Thank you for helping us help the forest you love.
Kentucky Heartwood has documented multiple ongoing landslides in the Redbird District of the Daniel Boone National forest caused by logging in the Group One project in Clay and Leslie Counties. To date, we’ve identified at least 6 landslides, including two that dumped sediment into streams and one that took out about 200 feet of mountainside. All of the landslides started at “full bench” skid trails that the Forest Service allowed to be bulldozed across the mountainsides for loggers to get at the timber. We also found that the Forest Service had allowed far more of the forest to be bulldozed and scraped clear than is permitted under the Forest Plan.
Prior to our bringing these landslides to their attention the Forest Service claimed that no landslides or other major erosion was happening as a result of their logging operations. Their position has been that Forest Plan Standards for the Daniel Boone National Forest, as well as Kentucky’s state forestry Best Management Practices, were effectively protecting forest soils and streams. They’re not.

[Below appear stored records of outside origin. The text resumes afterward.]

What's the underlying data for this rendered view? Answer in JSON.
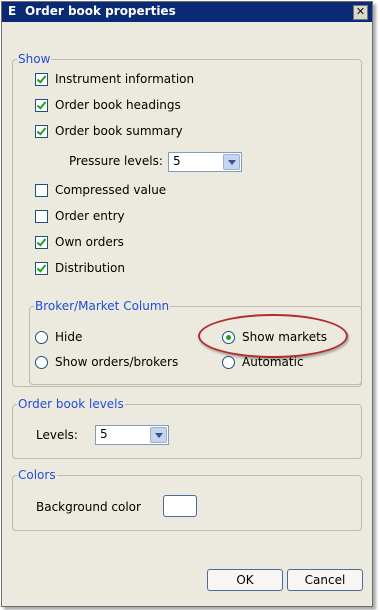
{
  "window": {
    "icon_letter": "E",
    "title": "Order book properties",
    "close_glyph": "✕"
  },
  "show": {
    "legend": "Show",
    "items": [
      {
        "label": "Instrument information",
        "checked": true
      },
      {
        "label": "Order book headings",
        "checked": true
      },
      {
        "label": "Order book summary",
        "checked": true
      },
      {
        "label": "Compressed value",
        "checked": false
      },
      {
        "label": "Order entry",
        "checked": false
      },
      {
        "label": "Own orders",
        "checked": true
      },
      {
        "label": "Distribution",
        "checked": true
      }
    ],
    "pressure_label": "Pressure levels:",
    "pressure_value": "5"
  },
  "broker": {
    "legend": "Broker/Market Column",
    "options": [
      {
        "label": "Hide",
        "selected": false
      },
      {
        "label": "Show markets",
        "selected": true
      },
      {
        "label": "Show orders/brokers",
        "selected": false
      },
      {
        "label": "Automatic",
        "selected": false
      }
    ]
  },
  "levels": {
    "legend": "Order book levels",
    "label": "Levels:",
    "value": "5"
  },
  "colors": {
    "legend": "Colors",
    "label": "Background color",
    "swatch_color": "#ffffff"
  },
  "buttons": {
    "ok": "OK",
    "cancel": "Cancel"
  }
}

In addition to erosion and landslides, infestations of non-native invasive plant species (NNIPs) is especially bad in the Group One project. We conducted surveys of one logging unit harvested in 2012 and documented 18 species of NNIPs. We sampled twenty-four 25 ft. by 5 ft. plots running perpendicular to skid trails and found that average cover of NNIPs was 39.8%. Thirty-eight percent of plots had more than 50% coverage of NNIPs. The Forest Service contends that all contract provisions for minimizing NNIP infestations were followed.
The Group One project was approved in 2008 after being withdrawn twice after challenges by Kentucky Heartwood. Over 1,000 acres of logging were ultimately approved for various "forest health" and "habitat improvement" purposes. The Forest Service is now nearing approval of over 3,000 more acres of logging in the nearby South Redbird project. The South Redbird project will allow the same types of logging on the same types of slopes and soils, but at a much larger scale - with individual logging tracts over 300 acres in size (10 times bigger than those in the Group One project). Up to 91 miles of full-bench skid roads could be bulldozed across the mountains. Most of the South Redbird logging will occur in watersheds that provide critical habitat for the federally-threatened Kentucky arrow darter (Etheostoma spilotum), and habitat for the federally-endangered Snuffbox mussel (Epioblasma triquetra).
In February, Kentucky Heartwood produced a video using drone footage showing logging at several sites in the Group One project. The video shows some of the landslides, along with the astounding amount of bulldozing that the Forest Service has allowed for removing timber. Shortly after we produced the video, we found an even larger landslide in a harvest unit on Ulysses Creek (unfortunately we did not have access to a drone at the time).
If you think this is valuable information, please consider supporting Kentucky Heartwood's work! We are a small organization anticipating significant shortfalls this year. Any bit helps.